The M?ngsten viaduct park

The Müngsten viaduct park was opened in 2006. The site beneath the world-famous Müngsten viaduct can best be summed up in the words: "Nature meets technology, an idyll supplemented by an engineering masterpiece. The famous railway viaduct spanning the Wupper valley lies in the middle of the three Bergisch towns of Remscheid, Solingen and Wuppertal. The landscape around the bridge and the River Wupper itself are just as impressive as the filigree steel construction of the viaduct arch.
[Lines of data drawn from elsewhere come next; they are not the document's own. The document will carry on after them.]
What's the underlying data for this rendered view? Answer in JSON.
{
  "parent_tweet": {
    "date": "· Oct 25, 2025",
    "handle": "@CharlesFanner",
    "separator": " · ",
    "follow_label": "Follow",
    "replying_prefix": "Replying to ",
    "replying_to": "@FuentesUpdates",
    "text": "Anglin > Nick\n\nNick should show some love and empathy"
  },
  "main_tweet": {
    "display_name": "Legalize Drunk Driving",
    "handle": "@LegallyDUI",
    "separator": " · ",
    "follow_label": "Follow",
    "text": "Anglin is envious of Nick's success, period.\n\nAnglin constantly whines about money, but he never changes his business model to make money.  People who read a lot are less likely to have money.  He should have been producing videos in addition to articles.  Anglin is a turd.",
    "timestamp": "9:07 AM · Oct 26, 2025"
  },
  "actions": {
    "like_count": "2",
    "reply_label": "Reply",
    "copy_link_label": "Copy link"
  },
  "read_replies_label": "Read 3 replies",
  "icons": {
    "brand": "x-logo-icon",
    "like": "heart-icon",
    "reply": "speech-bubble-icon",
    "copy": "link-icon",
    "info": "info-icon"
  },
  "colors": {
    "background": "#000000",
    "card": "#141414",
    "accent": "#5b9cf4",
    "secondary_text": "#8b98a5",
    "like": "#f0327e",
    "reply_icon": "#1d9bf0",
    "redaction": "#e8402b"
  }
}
For this reason the Viaduct Park has become a tourist highlight with its own unique quality. Every year the park more than 3000 visitors come to the park. The scenic landscape and the natural surroundings paired with a famous role of viaduct, relics of industrial history and the rapidly flowing River Wupper all combine to make the park a fascinating experience. What's more, there is no admission charge.

The concept

For decades no one had bothered about reviving the site beneath the world-famous railway viaduct until the opening of the park in May 2006. Within the framework of the REGIONALE 2006 the project, the three towns of Remscheid, Solingen and Wuppertal used the opportunity to develop a man-made landscape and create an attractive excursion venue here at the centre of an urban triangle.

The viaduct park was created from designs made by the "Atelier Loidl" in Berlin. The company had won a competition in 2003 the landscape the area in an artistic manner. Its design caters for day-trippers in need of peace and a special landscape experience.

At the same time great care has been taken to respect the flora and fauna in the area around the River Wupper, a nature protection area conforming with European standards. For example the kingfisher, a protected species has made its home along this section of the Wupper.
More on the kingfisher

Today the viaduct park is banned to motor traffic. The parking lot directly adjacent to the park is easy to find and conveniently sited. From here visitors pass across off a bridge along the Morsbach stream beneath the busy B 229 road, just minutes away from the viaduct park. At the entrance to the main park there is an old grinder’s cottage known as the "Schaltkotten", which nowadays houses a forge. More on making objects with fire. In addition there is a small river dam containing hydraulic-power equipment in full working order.

It is planned to open a new restaurant and cafe along with a visitor centre by 2010. At the moment visitors are catered for in a bistro offering simple dishes, cafe and cake.

The viaduct park really begins after visitors have passed this building. Here the river bank has been landscaped with meadow-like zones. Areas of grass invite visitors to sunbathe, play and picnic. Small groups of alders and hornbeams not only function as orientation points, but also provide visitors with shady areas. From the bank, 10 metre long wooden balconies stretch out over the surface of the Wupper like diving boards, enabling visitors to get a clear view of the course of the river and the viaduct. The centre of the park is taken up by the Müngsten viaduct running high above the landscape below, and every 20 minutes a train passes overhead.

One of the attractions for both young and old are the so-called Müngsten Riddles. At a central point in the park an artist by the name of Ulrike Böhme has inscribed 10 riddles on stone plates Attentive visitors can find the answers scattered around the park. The 10 riddles

A furher highlight in the Park is the so-called "overhead ferry", a reference to the nearby overhead railway in Wuppertal. It consists of a hand car attached to a cable that glides above the surface of the water and takes visitors from one bank of the Wupper to the other. (More on the overhead ferry)

The kiosk selling dishes by Elsa Böhm, and the adjoining mini-golf course are also integrated into the park. More on the pavilion and the mini-golf course Some information about "Diederich tempel"

Over 300.000 people visited the Müngsten viaduct park in 2006, during the first year in which it was open.